Goal of the exercise: Can you print every record below exactly as written?

------ Input material ------

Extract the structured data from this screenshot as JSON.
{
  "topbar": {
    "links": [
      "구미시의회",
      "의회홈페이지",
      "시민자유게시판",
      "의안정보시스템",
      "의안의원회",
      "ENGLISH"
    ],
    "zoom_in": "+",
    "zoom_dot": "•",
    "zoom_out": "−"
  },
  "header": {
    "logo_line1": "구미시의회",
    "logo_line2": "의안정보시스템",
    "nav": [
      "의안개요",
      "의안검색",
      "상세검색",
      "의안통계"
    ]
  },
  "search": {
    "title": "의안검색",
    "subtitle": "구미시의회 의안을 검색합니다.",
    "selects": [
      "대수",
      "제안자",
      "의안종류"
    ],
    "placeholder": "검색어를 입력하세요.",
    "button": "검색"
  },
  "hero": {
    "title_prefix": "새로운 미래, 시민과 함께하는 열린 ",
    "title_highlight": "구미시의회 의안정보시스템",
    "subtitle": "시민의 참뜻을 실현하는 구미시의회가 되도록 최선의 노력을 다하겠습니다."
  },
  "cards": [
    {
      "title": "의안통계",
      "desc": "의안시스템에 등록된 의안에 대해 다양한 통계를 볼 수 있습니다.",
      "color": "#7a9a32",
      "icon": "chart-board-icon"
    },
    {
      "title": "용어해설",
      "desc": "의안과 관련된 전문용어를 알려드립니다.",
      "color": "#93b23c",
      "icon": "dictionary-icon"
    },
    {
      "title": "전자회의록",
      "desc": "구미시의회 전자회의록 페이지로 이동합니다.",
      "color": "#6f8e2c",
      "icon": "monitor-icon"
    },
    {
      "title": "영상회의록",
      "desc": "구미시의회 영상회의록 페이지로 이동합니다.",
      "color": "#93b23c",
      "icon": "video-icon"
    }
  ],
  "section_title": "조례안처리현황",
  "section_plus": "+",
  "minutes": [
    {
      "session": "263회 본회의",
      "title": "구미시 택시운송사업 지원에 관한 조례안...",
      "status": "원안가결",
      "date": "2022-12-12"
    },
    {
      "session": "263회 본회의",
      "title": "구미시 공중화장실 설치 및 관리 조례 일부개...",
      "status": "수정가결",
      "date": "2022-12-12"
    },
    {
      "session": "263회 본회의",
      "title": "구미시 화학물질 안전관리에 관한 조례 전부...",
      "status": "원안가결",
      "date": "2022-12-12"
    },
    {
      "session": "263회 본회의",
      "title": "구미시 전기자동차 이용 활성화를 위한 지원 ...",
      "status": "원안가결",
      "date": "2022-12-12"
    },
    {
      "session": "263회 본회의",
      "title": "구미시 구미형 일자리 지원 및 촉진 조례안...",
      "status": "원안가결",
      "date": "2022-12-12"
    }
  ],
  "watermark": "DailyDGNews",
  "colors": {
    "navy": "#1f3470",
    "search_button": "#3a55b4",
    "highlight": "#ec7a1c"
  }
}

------

Finished task:
Extract the structured data from this screenshot as JSON.
{
  "topbar": {
    "links": [
      "구미시의회",
      "의회홈페이지",
      "시민자유게시판",
      "의안정보시스템",
      "의안의원회",
      "ENGLISH"
    ],
    "zoom_in": "+",
    "zoom_dot": "•",
    "zoom_out": "−"
  },
  "header": {
    "logo_line1": "구미시의회",
    "logo_line2": "의안정보시스템",
    "nav": [
      "의안개요",
      "의안검색",
      "상세검색",
      "의안통계"
    ]
  },
  "search": {
    "title": "의안검색",
    "subtitle": "구미시의회 의안을 검색합니다.",
    "selects": [
      "대수",
      "제안자",
      "의안종류"
    ],
    "placeholder": "검색어를 입력하세요.",
    "button": "검색"
  },
  "hero": {
    "title_prefix": "새로운 미래, 시민과 함께하는 열린 ",
    "title_highlight": "구미시의회 의안정보시스템",
    "subtitle": "시민의 참뜻을 실현하는 구미시의회가 되도록 최선의 노력을 다하겠습니다."
  },
  "cards": [
    {
      "title": "의안통계",
      "desc": "의안시스템에 등록된 의안에 대해 다양한 통계를 볼 수 있습니다.",
      "color": "#7a9a32",
      "icon": "chart-board-icon"
    },
    {
      "title": "용어해설",
      "desc": "의안과 관련된 전문용어를 알려드립니다.",
      "color": "#93b23c",
      "icon": "dictionary-icon"
    },
    {
      "title": "전자회의록",
      "desc": "구미시의회 전자회의록 페이지로 이동합니다.",
      "color": "#6f8e2c",
      "icon": "monitor-icon"
    },
    {
      "title": "영상회의록",
      "desc": "구미시의회 영상회의록 페이지로 이동합니다.",
      "color": "#93b23c",
      "icon": "video-icon"
    }
  ],
  "section_title": "조례안처리현황",
  "section_plus": "+",
  "minutes": [
    {
      "session": "263회 본회의",
      "title": "구미시 택시운송사업 지원에 관한 조례안...",
      "status": "원안가결",
      "date": "2022-12-12"
    },
    {
      "session": "263회 본회의",
      "title": "구미시 공중화장실 설치 및 관리 조례 일부개...",
      "status": "수정가결",
      "date": "2022-12-12"
    },
    {
      "session": "263회 본회의",
      "title": "구미시 화학물질 안전관리에 관한 조례 전부...",
      "status": "원안가결",
      "date": "2022-12-12"
    },
    {
      "session": "263회 본회의",
      "title": "구미시 전기자동차 이용 활성화를 위한 지원 ...",
      "status": "원안가결",
      "date": "2022-12-12"
    },
    {
      "session": "263회 본회의",
      "title": "구미시 구미형 일자리 지원 및 촉진 조례안...",
      "status": "원안가결",
      "date": "2022-12-12"
    }
  ],
  "watermark": "DailyDGNews",
  "colors": {
    "navy": "#1f3470",
    "search_button": "#3a55b4",
    "highlight": "#ec7a1c"
  }
}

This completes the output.